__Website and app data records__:
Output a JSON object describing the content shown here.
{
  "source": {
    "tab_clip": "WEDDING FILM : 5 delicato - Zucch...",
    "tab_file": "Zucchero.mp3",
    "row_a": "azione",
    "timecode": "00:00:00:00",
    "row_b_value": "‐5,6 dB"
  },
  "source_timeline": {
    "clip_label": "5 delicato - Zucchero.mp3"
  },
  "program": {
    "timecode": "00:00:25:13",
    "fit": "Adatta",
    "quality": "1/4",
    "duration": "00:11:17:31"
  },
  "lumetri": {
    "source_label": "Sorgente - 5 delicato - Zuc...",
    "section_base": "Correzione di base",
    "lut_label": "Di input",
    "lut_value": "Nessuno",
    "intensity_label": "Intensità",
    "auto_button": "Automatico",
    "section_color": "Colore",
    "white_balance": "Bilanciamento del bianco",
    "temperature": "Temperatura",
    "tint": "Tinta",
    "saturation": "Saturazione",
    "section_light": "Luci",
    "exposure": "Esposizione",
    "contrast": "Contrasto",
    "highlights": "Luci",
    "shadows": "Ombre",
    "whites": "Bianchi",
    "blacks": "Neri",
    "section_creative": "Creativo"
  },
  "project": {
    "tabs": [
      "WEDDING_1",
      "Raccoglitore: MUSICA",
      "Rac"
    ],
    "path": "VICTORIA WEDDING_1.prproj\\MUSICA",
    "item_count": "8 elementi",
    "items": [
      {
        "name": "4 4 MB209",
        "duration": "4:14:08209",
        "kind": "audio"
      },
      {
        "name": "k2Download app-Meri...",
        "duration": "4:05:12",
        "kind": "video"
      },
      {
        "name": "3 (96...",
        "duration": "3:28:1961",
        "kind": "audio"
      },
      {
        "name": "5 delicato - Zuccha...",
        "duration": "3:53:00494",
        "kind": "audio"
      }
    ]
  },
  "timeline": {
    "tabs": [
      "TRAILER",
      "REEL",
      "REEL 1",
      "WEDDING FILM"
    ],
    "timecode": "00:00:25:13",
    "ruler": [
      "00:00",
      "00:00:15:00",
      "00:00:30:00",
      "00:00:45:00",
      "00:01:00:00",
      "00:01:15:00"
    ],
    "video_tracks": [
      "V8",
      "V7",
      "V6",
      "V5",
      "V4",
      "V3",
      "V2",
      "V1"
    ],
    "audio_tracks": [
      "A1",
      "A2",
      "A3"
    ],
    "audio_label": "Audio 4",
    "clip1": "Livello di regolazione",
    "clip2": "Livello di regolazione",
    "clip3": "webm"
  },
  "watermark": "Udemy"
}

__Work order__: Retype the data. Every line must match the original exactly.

__Written solution__:
Output a JSON object describing the content shown here.
{
  "source": {
    "tab_clip": "WEDDING FILM : 5 delicato - Zucch...",
    "tab_file": "Zucchero.mp3",
    "row_a": "azione",
    "timecode": "00:00:00:00",
    "row_b_value": "‐5,6 dB"
  },
  "source_timeline": {
    "clip_label": "5 delicato - Zucchero.mp3"
  },
  "program": {
    "timecode": "00:00:25:13",
    "fit": "Adatta",
    "quality": "1/4",
    "duration": "00:11:17:31"
  },
  "lumetri": {
    "source_label": "Sorgente - 5 delicato - Zuc...",
    "section_base": "Correzione di base",
    "lut_label": "Di input",
    "lut_value": "Nessuno",
    "intensity_label": "Intensità",
    "auto_button": "Automatico",
    "section_color": "Colore",
    "white_balance": "Bilanciamento del bianco",
    "temperature": "Temperatura",
    "tint": "Tinta",
    "saturation": "Saturazione",
    "section_light": "Luci",
    "exposure": "Esposizione",
    "contrast": "Contrasto",
    "highlights": "Luci",
    "shadows": "Ombre",
    "whites": "Bianchi",
    "blacks": "Neri",
    "section_creative": "Creativo"
  },
  "project": {
    "tabs": [
      "WEDDING_1",
      "Raccoglitore: MUSICA",
      "Rac"
    ],
    "path": "VICTORIA WEDDING_1.prproj\\MUSICA",
    "item_count": "8 elementi",
    "items": [
      {
        "name": "4 4 MB209",
        "duration": "4:14:08209",
        "kind": "audio"
      },
      {
        "name": "k2Download app-Meri...",
        "duration": "4:05:12",
        "kind": "video"
      },
      {
        "name": "3 (96...",
        "duration": "3:28:1961",
        "kind": "audio"
      },
      {
        "name": "5 delicato - Zuccha...",
        "duration": "3:53:00494",
        "kind": "audio"
      }
    ]
  },
  "timeline": {
    "tabs": [
      "TRAILER",
      "REEL",
      "REEL 1",
      "WEDDING FILM"
    ],
    "timecode": "00:00:25:13",
    "ruler": [
      "00:00",
      "00:00:15:00",
      "00:00:30:00",
      "00:00:45:00",
      "00:01:00:00",
      "00:01:15:00"
    ],
    "video_tracks": [
      "V8",
      "V7",
      "V6",
      "V5",
      "V4",
      "V3",
      "V2",
      "V1"
    ],
    "audio_tracks": [
      "A1",
      "A2",
      "A3"
    ],
    "audio_label": "Audio 4",
    "clip1": "Livello di regolazione",
    "clip2": "Livello di regolazione",
    "clip3": "webm"
  },
  "watermark": "Udemy"
}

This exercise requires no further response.